“As the industry evolves and as the looming shakeout occurs, capacity will be released,” he said. “Smaller brewers will suffer. I don’t think any of that released capacity is going to be efficient enough for a contract brewing model.”
And that’s exactly where Hittle hopes his $18 million contract brewing outfit, Two Roads, will succeed.
“We want to become a long term home for people rather than just a short term fix,” Hittle said. “There has been too much short term fixing going on over the years.”
Hittle said that significant progress has been made on the build out since the company closed on the Stratford, Conn. property in March.
“In an economy like this, things can really go in your favor,” he said. “In a booming time, we might have had trouble scheduling a contractor but we have a partner that has agreed to a pretty aggressive timetable.
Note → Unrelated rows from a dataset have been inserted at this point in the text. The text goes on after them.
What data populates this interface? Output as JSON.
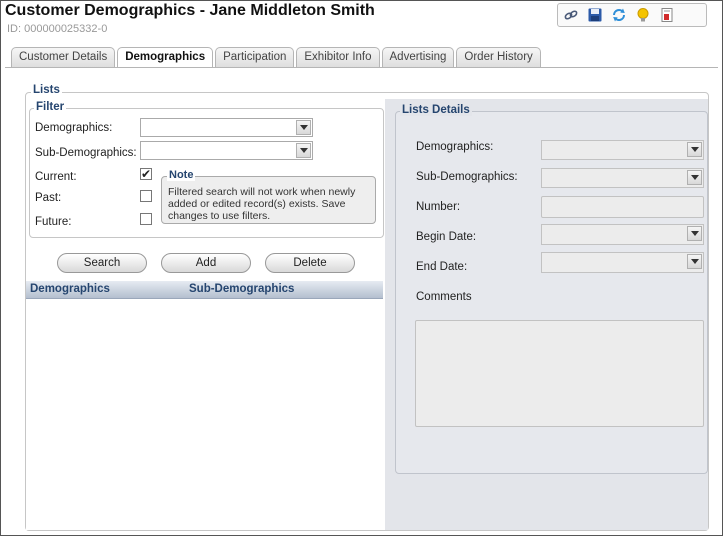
{
  "header": {
    "title": "Customer Demographics - Jane Middleton Smith",
    "subtitle": "ID: 000000025332-0"
  },
  "toolbar": {
    "icons": [
      "link-icon",
      "save-icon",
      "refresh-icon",
      "lightbulb-icon",
      "report-icon"
    ]
  },
  "tabs": [
    {
      "label": "Customer Details",
      "active": false
    },
    {
      "label": "Demographics",
      "active": true
    },
    {
      "label": "Participation",
      "active": false
    },
    {
      "label": "Exhibitor Info",
      "active": false
    },
    {
      "label": "Advertising",
      "active": false
    },
    {
      "label": "Order History",
      "active": false
    }
  ],
  "lists": {
    "legend": "Lists",
    "filter": {
      "legend": "Filter",
      "demographics_label": "Demographics:",
      "demographics_value": "",
      "subdemographics_label": "Sub-Demographics:",
      "subdemographics_value": "",
      "current_label": "Current:",
      "current_checked": true,
      "past_label": "Past:",
      "past_checked": false,
      "future_label": "Future:",
      "future_checked": false,
      "note_title": "Note",
      "note_text": "Filtered search will not work when newly added or edited record(s) exists. Save changes to use filters."
    },
    "buttons": {
      "search": "Search",
      "add": "Add",
      "delete": "Delete"
    },
    "grid": {
      "columns": [
        "Demographics",
        "Sub-Demographics"
      ],
      "rows": []
    }
  },
  "details": {
    "legend": "Lists Details",
    "demographics_label": "Demographics:",
    "subdemographics_label": "Sub-Demographics:",
    "number_label": "Number:",
    "begin_date_label": "Begin Date:",
    "end_date_label": "End Date:",
    "comments_label": "Comments"
  },
  "colors": {
    "legend_text": "#25456f",
    "right_pane_bg": "#e3e5ea"
  }
}
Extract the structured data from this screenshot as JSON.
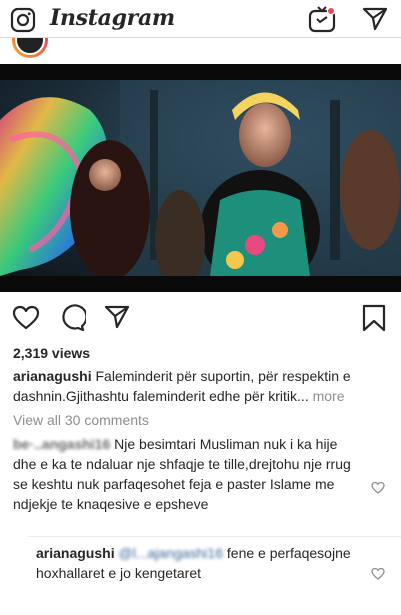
{
  "header": {
    "logo_text": "Instagram",
    "camera_icon": "camera-icon",
    "igtv_icon": "igtv-icon",
    "direct_icon": "direct-send-icon",
    "notification_dot_color": "#ed4956"
  },
  "post": {
    "actions": {
      "like_icon": "heart-icon",
      "comment_icon": "comment-icon",
      "share_icon": "send-icon",
      "save_icon": "bookmark-icon"
    },
    "views": "2,319 views",
    "caption": {
      "username": "arianagushi",
      "text": "Faleminderit për suportin, për respektin e dashnin.Gjithashtu faleminderit edhe për kritik...",
      "more_label": "more"
    },
    "view_all_comments": "View all 30 comments",
    "comments": [
      {
        "username": "be·..angashi16",
        "text": " Nje besimtari Musliman nuk i ka hije dhe e ka te ndaluar nje shfaqje te tille,drejtohu nje rrug se keshtu nuk parfaqesohet feja e paster Islame me ndjekje te knaqesive e epsheve"
      },
      {
        "username": "arianagushi",
        "mention": "@l...ajangashi16",
        "text": " fene e perfaqesojne hoxhallaret e jo kengetaret"
      }
    ]
  }
}
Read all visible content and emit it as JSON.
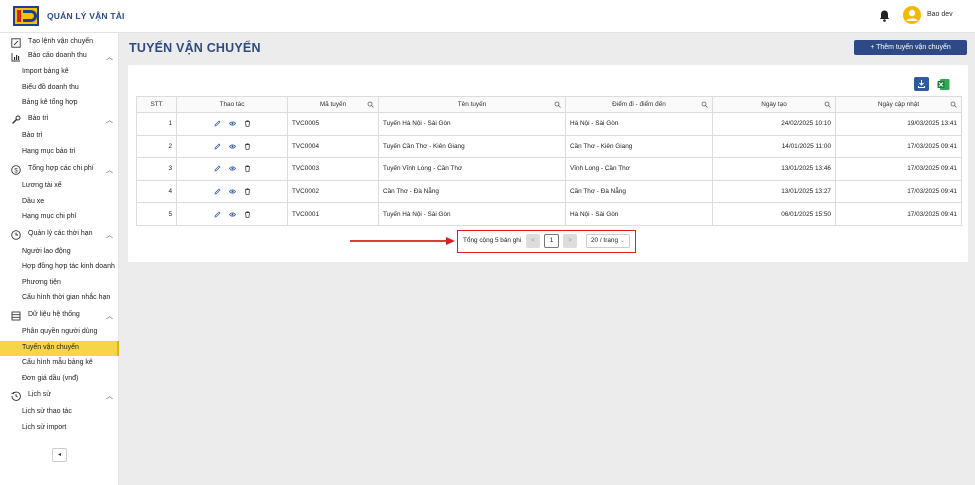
{
  "header": {
    "app_title": "QUẢN LÝ VẬN TẢI",
    "user_name": "Bao dev"
  },
  "sidebar": {
    "top_item": "Tạo lệnh vận chuyển",
    "groups": [
      {
        "label": "Báo cáo doanh thu",
        "icon": "chart-icon",
        "items": [
          "Import bảng kê",
          "Biểu đồ doanh thu",
          "Bảng kê tổng hợp"
        ]
      },
      {
        "label": "Bảo trì",
        "icon": "wrench-icon",
        "items": [
          "Bảo trì",
          "Hạng mục bảo trì"
        ]
      },
      {
        "label": "Tổng hợp các chi phí",
        "icon": "dollar-icon",
        "items": [
          "Lương tài xế",
          "Dầu xe",
          "Hạng mục chi phí"
        ]
      },
      {
        "label": "Quản lý các thời hạn",
        "icon": "clock-icon",
        "items": [
          "Người lao động",
          "Hợp đồng hợp tác kinh doanh",
          "Phương tiện",
          "Cấu hình thời gian nhắc hạn"
        ]
      },
      {
        "label": "Dữ liệu hệ thống",
        "icon": "database-icon",
        "items": [
          "Phân quyền người dùng",
          "Tuyến vận chuyển",
          "Cấu hình mẫu bảng kê",
          "Đơn giá dầu (vnđ)"
        ]
      },
      {
        "label": "Lịch sử",
        "icon": "history-icon",
        "items": [
          "Lịch sử thao tác",
          "Lịch sử import"
        ]
      }
    ],
    "active_item": "Tuyến vận chuyển",
    "collapse_label": "◂"
  },
  "main": {
    "page_title": "TUYẾN VẬN CHUYỂN",
    "add_button": "+  Thêm tuyến vận chuyển",
    "table": {
      "columns": [
        "STT",
        "Thao tác",
        "Mã tuyến",
        "Tên tuyến",
        "Điểm đi - điểm đến",
        "Ngày tạo",
        "Ngày cập nhật"
      ],
      "rows": [
        {
          "stt": "1",
          "code": "TVC0005",
          "name": "Tuyến Hà Nội - Sài Gòn",
          "route": "Hà Nội - Sài Gòn",
          "created": "24/02/2025 10:10",
          "updated": "19/03/2025 13:41"
        },
        {
          "stt": "2",
          "code": "TVC0004",
          "name": "Tuyến Cần Thơ - Kiên Giang",
          "route": "Cần Thơ - Kiên Giang",
          "created": "14/01/2025 11:00",
          "updated": "17/03/2025 09:41"
        },
        {
          "stt": "3",
          "code": "TVC0003",
          "name": "Tuyến Vĩnh Long - Cần Thơ",
          "route": "Vĩnh Long - Cần Thơ",
          "created": "13/01/2025 13:46",
          "updated": "17/03/2025 09:41"
        },
        {
          "stt": "4",
          "code": "TVC0002",
          "name": "Cần Thơ - Đà Nẵng",
          "route": "Cần Thơ - Đà Nẵng",
          "created": "13/01/2025 13:27",
          "updated": "17/03/2025 09:41"
        },
        {
          "stt": "5",
          "code": "TVC0001",
          "name": "Tuyến Hà Nội - Sài Gòn",
          "route": "Hà Nội - Sài Gòn",
          "created": "06/01/2025 15:50",
          "updated": "17/03/2025 09:41"
        }
      ]
    },
    "pagination": {
      "total_text": "Tổng cộng 5 bản ghi",
      "prev": "<",
      "current_page": "1",
      "next": ">",
      "page_size": "20 / trang"
    }
  },
  "colors": {
    "brand": "#2e4a86",
    "active_nav": "#f7d54a",
    "annotation": "#d62020"
  }
}
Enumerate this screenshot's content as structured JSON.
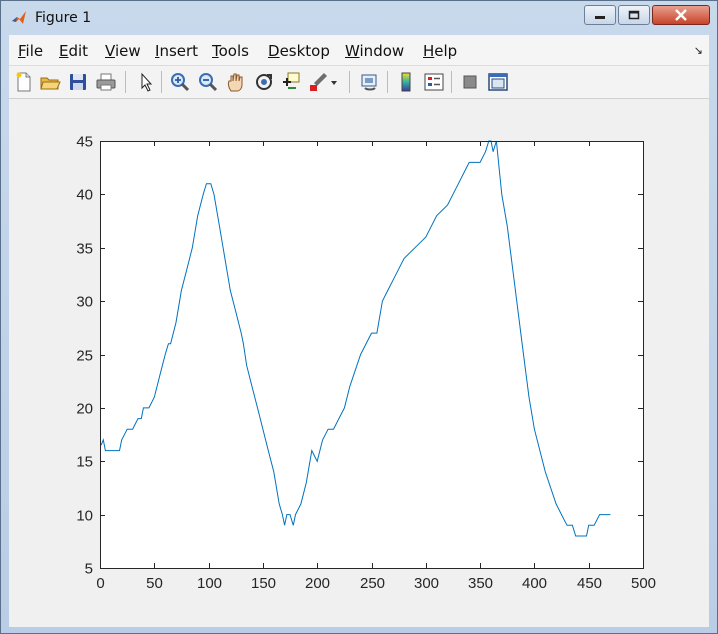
{
  "window": {
    "title": "Figure 1"
  },
  "menu": {
    "items": [
      {
        "acc": "F",
        "rest": "ile"
      },
      {
        "acc": "E",
        "rest": "dit"
      },
      {
        "acc": "V",
        "rest": "iew"
      },
      {
        "acc": "I",
        "rest": "nsert"
      },
      {
        "acc": "T",
        "rest": "ools"
      },
      {
        "acc": "D",
        "rest": "esktop"
      },
      {
        "acc": "W",
        "rest": "indow"
      },
      {
        "acc": "H",
        "rest": "elp"
      }
    ],
    "overflow_icon": "dock-arrow-icon"
  },
  "toolbar": {
    "icons": [
      "new-figure-icon",
      "open-file-icon",
      "save-icon",
      "print-icon",
      "pointer-icon",
      "zoom-in-icon",
      "zoom-out-icon",
      "pan-icon",
      "rotate-3d-icon",
      "data-cursor-icon",
      "brush-icon",
      "link-plot-icon",
      "colorbar-icon",
      "legend-icon",
      "hide-plot-tools-icon",
      "show-plot-tools-icon"
    ]
  },
  "colors": {
    "line": "#0072bd",
    "axes_bg": "#ffffff",
    "figure_bg": "#f0f0f0"
  },
  "chart_data": {
    "type": "line",
    "title": "",
    "xlabel": "",
    "ylabel": "",
    "xlim": [
      0,
      500
    ],
    "ylim": [
      5,
      45
    ],
    "xticks": [
      0,
      50,
      100,
      150,
      200,
      250,
      300,
      350,
      400,
      450,
      500
    ],
    "yticks": [
      5,
      10,
      15,
      20,
      25,
      30,
      35,
      40,
      45
    ],
    "grid": false,
    "series": [
      {
        "x": [
          1,
          3,
          5,
          10,
          15,
          18,
          20,
          25,
          30,
          35,
          38,
          40,
          45,
          50,
          55,
          60,
          63,
          65,
          70,
          75,
          80,
          85,
          90,
          95,
          98,
          100,
          102,
          105,
          110,
          115,
          120,
          125,
          130,
          132,
          135,
          140,
          145,
          150,
          155,
          160,
          165,
          168,
          170,
          172,
          175,
          178,
          180,
          185,
          190,
          195,
          200,
          205,
          210,
          215,
          220,
          225,
          230,
          240,
          250,
          255,
          260,
          265,
          270,
          280,
          290,
          300,
          310,
          320,
          330,
          335,
          340,
          345,
          350,
          355,
          358,
          360,
          362,
          365,
          368,
          370,
          375,
          380,
          385,
          390,
          395,
          400,
          410,
          420,
          425,
          430,
          435,
          438,
          440,
          442,
          445,
          448,
          450,
          455,
          460,
          465,
          470
        ],
        "y": [
          16.5,
          17,
          16,
          16,
          16,
          16,
          17,
          18,
          18,
          19,
          19,
          20,
          20,
          21,
          23,
          25,
          26,
          26,
          28,
          31,
          33,
          35,
          38,
          40,
          41,
          41,
          41,
          40,
          37,
          34,
          31,
          29,
          27,
          26,
          24,
          22,
          20,
          18,
          16,
          14,
          11,
          10,
          9,
          10,
          10,
          9,
          10,
          11,
          13,
          16,
          15,
          17,
          18,
          18,
          19,
          20,
          22,
          25,
          27,
          27,
          30,
          31,
          32,
          34,
          35,
          36,
          38,
          39,
          41,
          42,
          43,
          43,
          43,
          44,
          45,
          45,
          44,
          45,
          42,
          40,
          37,
          33,
          29,
          25,
          21,
          18,
          14,
          11,
          10,
          9,
          9,
          8,
          8,
          8,
          8,
          8,
          9,
          9,
          10,
          10,
          10
        ]
      }
    ]
  }
}
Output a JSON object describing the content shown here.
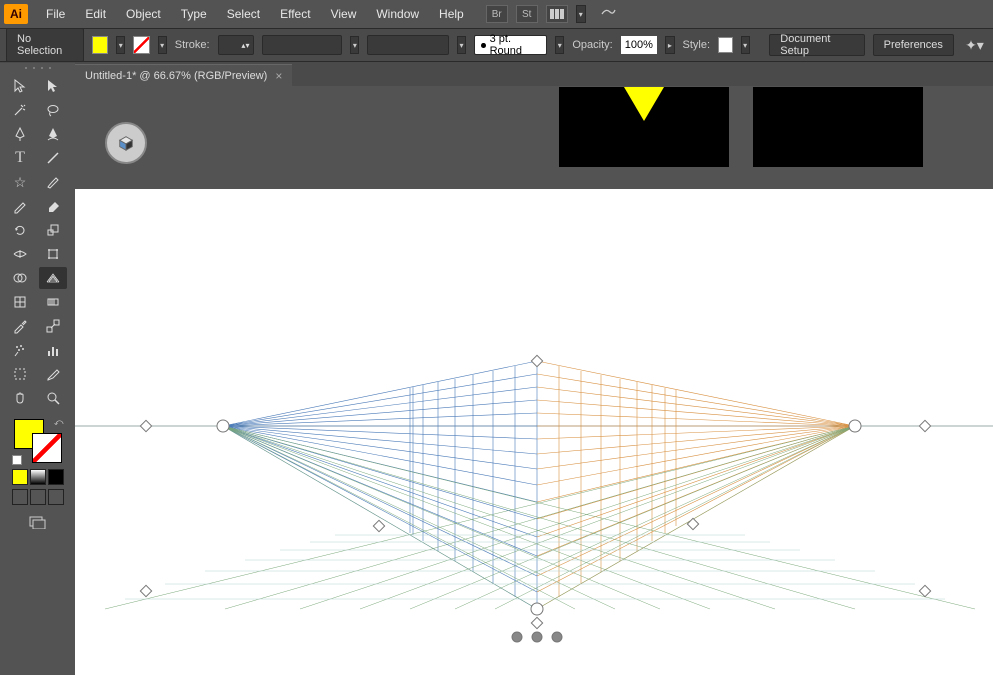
{
  "app": {
    "logo": "Ai"
  },
  "menu": {
    "items": [
      "File",
      "Edit",
      "Object",
      "Type",
      "Select",
      "Effect",
      "View",
      "Window",
      "Help"
    ],
    "ext": {
      "br": "Br",
      "st": "St"
    }
  },
  "control": {
    "selection": "No Selection",
    "stroke_label": "Stroke:",
    "profile_label": "3 pt. Round",
    "opacity_label": "Opacity:",
    "opacity_value": "100%",
    "style_label": "Style:",
    "doc_setup": "Document Setup",
    "preferences": "Preferences"
  },
  "tab": {
    "title": "Untitled-1* @ 66.67% (RGB/Preview)",
    "close": "×"
  },
  "colors": {
    "fill": "#ffff00",
    "stroke": "none",
    "row1": [
      "#ffff00",
      "#888888",
      "#000000"
    ],
    "row2_gradient": true
  }
}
There is a 90 percent chance we will begin brewing in November.”
The primary focus at Two Roads will be to attract contract brewing partners. Hittle said he has had several talks with potential customers.
“We have had conversations with a number of ‘seriously interested’ brewing partners,” he said.
He wouldn’t share specific names but did say they were “very viable customers, not startups.”
Those contract partners will be able to take advantage of a 100-barrel Rolec brewhouse, a Westfalia Centrifuge, 100 and 300-barrel Rolec fermenters, a 300 bottle-per-minute bottling line and 60 keg-per-hour kegging line. Hittle said he plans to install a canning line in early 2013 and he’s also hired former Southampton Publick House Brewmaster Phil Markowski.
Hittle also dished on financing for the project. He told us that 50 percent of that $18 million figure came from 30 different investors. The additional financing is fueled by a $1 million loan from the Connecticut Development Authority, a $500,000 state grant to help offset the costs of various ‘environmentally —friendly’ projects, and traditional bank loans.
UPDATE: Hittle wrote Brewbound.com this afternoon to clarify the following quote: “As the industry evolves and as the looming shakeout occurs, capacity will be released,” he said. “Smaller brewers will suffer. I don’t think any of that released capacity is going to be efficient enough for a contract brewing model.”
We inaccurately suggested that Hittle was “banking” on a shakeout as part of his business plan. Below is his statement.
Hittle writes: “I believe that if there is a shakeout, and a lot of people are predicting it, it is less likely to negatively affect Two Roads because the players falling out will likely be small-capacity players and should they need to survive by attempting contract brewing they will not be able to compete as well because our brewery is larger (100 barrel system) and our cost structure should be more efficient. I certainly don’t want people to be hurt by any possible shakeout. My business plan is predicated on a growing and successful craft market, not on an industry crash of some sort.”